To say defence is Northland's Achilles heel this Mitre 10 Cup campaign is an understatement. It's becoming septic and the sobering news is Waikato lie in wait in the semifinals this weekend.
Shorn of some key players, the Taniwha gave it their all bar their heart and soul in defence to narrowly lose 38-35 to Bay of Plenty in Tauranga during the last round-robin match on Saturday.
Northland missed 19 tackles to Bay of Plenty's just two in the first spell and the hosts were four tries up after 28 minutes to secure a first half bonus point.
Time in opposition 22 was six to one in favour of the Steamers in the opening half.
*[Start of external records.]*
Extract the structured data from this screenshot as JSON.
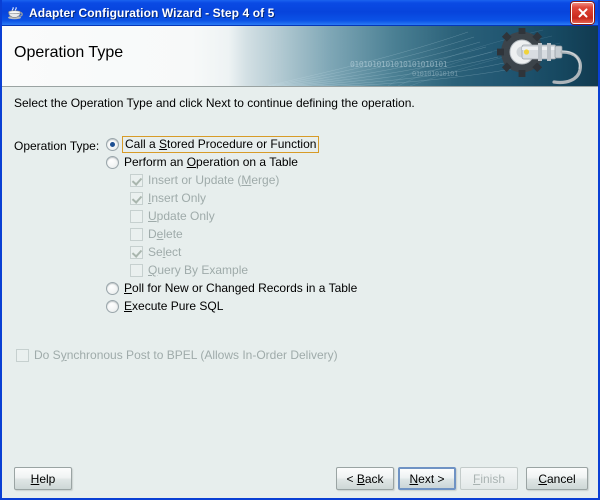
{
  "window": {
    "title": "Adapter Configuration Wizard - Step 4 of 5",
    "icon": "java-coffee-cup-icon",
    "close_label": "Close"
  },
  "banner": {
    "title": "Operation Type",
    "binary_line_1": "0101010101010101010101",
    "binary_line_2": "010101010101",
    "icon": "gear-cable-icon"
  },
  "content": {
    "instruction": "Select the Operation Type and click Next to continue defining the operation.",
    "operation_type_label": "Operation Type:",
    "radios": [
      {
        "id": "call-stored-procedure",
        "label_pre": "Call a ",
        "label_mnemonic": "S",
        "label_post": "tored Procedure or Function",
        "checked": true,
        "focused": true,
        "enabled": true
      },
      {
        "id": "perform-operation-on-table",
        "label_pre": "Perform an ",
        "label_mnemonic": "O",
        "label_post": "peration on a Table",
        "checked": false,
        "focused": false,
        "enabled": true
      },
      {
        "id": "poll-for-records",
        "label_pre": "",
        "label_mnemonic": "P",
        "label_post": "oll for New or Changed Records in a Table",
        "checked": false,
        "focused": false,
        "enabled": true
      },
      {
        "id": "execute-pure-sql",
        "label_pre": "",
        "label_mnemonic": "E",
        "label_post": "xecute Pure SQL",
        "checked": false,
        "focused": false,
        "enabled": true
      }
    ],
    "table_operations": [
      {
        "id": "insert-or-update-merge",
        "label_pre": "Insert or Update (",
        "label_mnemonic": "M",
        "label_post": "erge)",
        "checked": true,
        "enabled": false
      },
      {
        "id": "insert-only",
        "label_pre": "",
        "label_mnemonic": "I",
        "label_post": "nsert Only",
        "checked": true,
        "enabled": false
      },
      {
        "id": "update-only",
        "label_pre": "",
        "label_mnemonic": "U",
        "label_post": "pdate Only",
        "checked": false,
        "enabled": false
      },
      {
        "id": "delete",
        "label_pre": "D",
        "label_mnemonic": "e",
        "label_post": "lete",
        "checked": false,
        "enabled": false
      },
      {
        "id": "select",
        "label_pre": "Se",
        "label_mnemonic": "l",
        "label_post": "ect",
        "checked": true,
        "enabled": false
      },
      {
        "id": "query-by-example",
        "label_pre": "",
        "label_mnemonic": "Q",
        "label_post": "uery By Example",
        "checked": false,
        "enabled": false
      }
    ],
    "sync_post": {
      "id": "do-synchronous-post-to-bpel",
      "label_pre": "Do S",
      "label_mnemonic": "y",
      "label_post": "nchronous Post to BPEL (Allows In-Order Delivery)",
      "checked": false,
      "enabled": false
    }
  },
  "buttons": {
    "help": {
      "label": "Help",
      "mnemonic": "H",
      "enabled": true,
      "default": false
    },
    "back": {
      "label": "< Back",
      "mnemonic": "B",
      "enabled": true,
      "default": false
    },
    "next": {
      "label": "Next >",
      "mnemonic": "N",
      "enabled": true,
      "default": true
    },
    "finish": {
      "label": "Finish",
      "mnemonic": "F",
      "enabled": false,
      "default": false
    },
    "cancel": {
      "label": "Cancel",
      "mnemonic": "C",
      "enabled": true,
      "default": false
    }
  },
  "colors": {
    "titlebar_blue": "#0a4ae4",
    "window_border": "#0a3fd4",
    "content_background": "#e7eeed",
    "focus_ring": "#d79b28",
    "radio_dot": "#1d4f92",
    "close_red": "#c9281b",
    "disabled_text": "#9fabaa"
  }
}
Let's be clear on that— those stats weighed heavily against Northland and they still came within a whisker of winning.
Perhaps that's the saddest thing of all to contemplate.
What does that say about them? Well, it means the pressure Northland coaches were under to get aspects of the team's game, and defence in particular, right has now doubled.
That those who sat out the game on Saturday will likely return for the knockout match at FMG Stadium in Hamilton matters not a jot because they have been just as guilty in the past of falling off far too many one-on-one tackles.
There has to be more to come. Even if it is now the wild optimism of the deluded, there has to be more to come.
Despite having the breeze in their favour last weekend, Northland opted to run the ball rather than play a territorial game and found themselves pinned in their own half for most of the opening half.
Their lineout went awry whenever they were hoping for some go-forward ball.
Their defence didn't hold firm when the hosts indulged in a little of the unexpected and their basics of pass and catch were only good up to a point.
The Steamers, not one of the heavyweights of this competition, were at least good enough to capitalise on the chaos faced.
Northland wing Scott Gregory booting the ball 105 metres over the deadball line from a defensive scrum suggests the absence of a no-nonsense, clear-headed, bold character that ensured they played with obvious conviction and direction.
With a booming right boot, first five Jack Debreczeni should have been the first receiver off the back of the scrum to hoof the ball into touch in opposition territory.
If the tactic to use Gregory was a ploy to confuse Bay of Plenty, it failed badly because the Taniwha effectively gifted the Steamers their first try to prop James Lay off an attacking scrum.
Another prop Jeff Thwaites scored his team's second try shortly after receiving a well-timed pass from hooker Tom Crozier who found a gap around the fringes.
Taniwha halfback Sam Nock's slight movement off the defensive line was exploited by Thwaites.
The Steamers scored their third after 17 phases of play and their fourth after 19-year-old debutant Emoni Narawa fended off Tamati Tua and Gregory on the way to the tryline.
The energy, enthusiasm and workrate of centre Terence Hepetama, flanker Mitch Karpik and lock Kane Le'aupepe for the home side in attack were impressive.
Northland pulled one back through loose forward Aorangi Stokes who managed to play the ball in corner following a run down the right flank by Jordan Hyland.
The Taniwha started the second half strongly and Ropate Rinakama burrowed over after 11 phases of play.
Debreczeni nailed the conversion, his 18th successful kick in succession.
But it didn't take long for Bay of Plenty to hit back.
Wing Fa'asiu Fuatai gathered a chip kick and touched down in the corner.
Northland mounted a late comeback with converted tries to centre Tamati Tua and winger Jordan Hyland but it was too little, too late.
This will the second year in a row that Northland will play in the championship semi final.
Last year, the team lost to Wellington Lions at Westpac Stadium.
Otago will host Hawke's Bay in the other Championship semifinal this weekend.